I will not quote the figures Dr Miller quoted for the percentages; it was very scientific and exact. So I look at it this way. If one of the parents show pied ALL young will receive the "pied gene" hidden. If both parents do not show pied but one carries it hidden then approximately one half of the young can receive the hidden pied gene.

In test breeding the male wild type pied I used a wild type hen. This hen was already tested and did not show to have any hidden genes. To date four young have been produced; first clutch was two "fawn" hens; the second clutch yielded two wild type males. The two "fawn" young were a result of the wild type male pied having a "fawn" pied male parent. The "dilute" (fawn) from the male grandparent bird was passed to his only young & was also hidden. Remember, hens only have a single sex-linked color gene, so the "dilute" gene was given to the egg; hence a Fawn hen.

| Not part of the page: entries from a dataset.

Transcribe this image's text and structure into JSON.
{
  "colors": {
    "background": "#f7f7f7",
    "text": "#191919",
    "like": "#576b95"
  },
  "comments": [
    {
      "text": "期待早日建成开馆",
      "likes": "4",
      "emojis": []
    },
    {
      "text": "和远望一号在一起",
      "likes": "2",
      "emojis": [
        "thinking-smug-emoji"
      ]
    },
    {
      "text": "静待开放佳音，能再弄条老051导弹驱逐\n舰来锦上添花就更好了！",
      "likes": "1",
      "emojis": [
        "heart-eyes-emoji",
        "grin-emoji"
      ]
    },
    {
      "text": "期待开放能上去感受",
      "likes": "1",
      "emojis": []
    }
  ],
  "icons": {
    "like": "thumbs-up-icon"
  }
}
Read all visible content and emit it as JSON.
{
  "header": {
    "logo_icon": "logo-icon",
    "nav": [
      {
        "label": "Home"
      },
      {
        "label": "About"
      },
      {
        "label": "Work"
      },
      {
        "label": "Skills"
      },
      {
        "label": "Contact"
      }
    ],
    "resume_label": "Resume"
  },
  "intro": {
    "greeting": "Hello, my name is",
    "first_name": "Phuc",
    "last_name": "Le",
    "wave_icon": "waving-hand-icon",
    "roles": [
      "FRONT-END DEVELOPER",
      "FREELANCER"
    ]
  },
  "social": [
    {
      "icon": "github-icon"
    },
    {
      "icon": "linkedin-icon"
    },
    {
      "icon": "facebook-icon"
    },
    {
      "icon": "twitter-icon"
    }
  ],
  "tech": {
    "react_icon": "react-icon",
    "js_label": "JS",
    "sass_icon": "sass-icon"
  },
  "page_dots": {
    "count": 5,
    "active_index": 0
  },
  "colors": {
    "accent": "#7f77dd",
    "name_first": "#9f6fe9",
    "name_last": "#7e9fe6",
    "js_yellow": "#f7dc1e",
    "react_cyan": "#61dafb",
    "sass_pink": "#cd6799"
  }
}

An interesting note here: these two "fawn" hens are not as light as the other Fawn Ringnecks I have. One needs to look twice to make sure they are looking at "dilute" birds. They are a bit darker. This may be due to the darkness of the wild type color of the birds I am using. I have been told that the colors can be of shade variation, so the color of these two hens is not that critical for this breeding program. All four young do have the "pied" gene hidden though. Plus the two dark males can also carry the "dilute" gene along with the "pied" gene hidden

This article deals with only the "dilute" and one "pied" gene hidden. What if either or both parent birds had multiple hidden color genes, such as Rosy Pied; Ivory, Cream Pied or a number of different color combinations that are possible. It can now get real interesting. One or a combination of two or more hidden colors may influence of the color of the young.

I am fascinated with the Ringneck genetics and the many different colors being produced nowadays. I hope I have piqued your interest in this field. There are many colors yet undetermined as to their inheritance to other colors or how they are created. We as fanciers have the chance to unravel some of the puzzle. Who knows, you may come across a new color.

Dr Miller is probably the best known Ringneck geneticist and has unraveled many of the color mutations already known. The Ringneck Fanciers should not wait for Dr Miller to unravel them all. We as breeders of the Ringneck should be doing our best to procure this data and share it with other fanciers; just as Dr Miller and other Ringneck geneticists have done. If you want to delve into the genetics a bit more and read what Dr Miller has done in this field go to the Internet and visit Dr Millerís web site (DR MILLER)

I wish to "thank" Dr. Wilmer J Miller for taking the time to read, correct any errors I made and his suggestions and contributions to improve this article. I commend Dr. Millerís continued enjoyment of unraveling the color mutations in Streptopelia risoria and other bird species and then sharing his findings with fanciers around the world.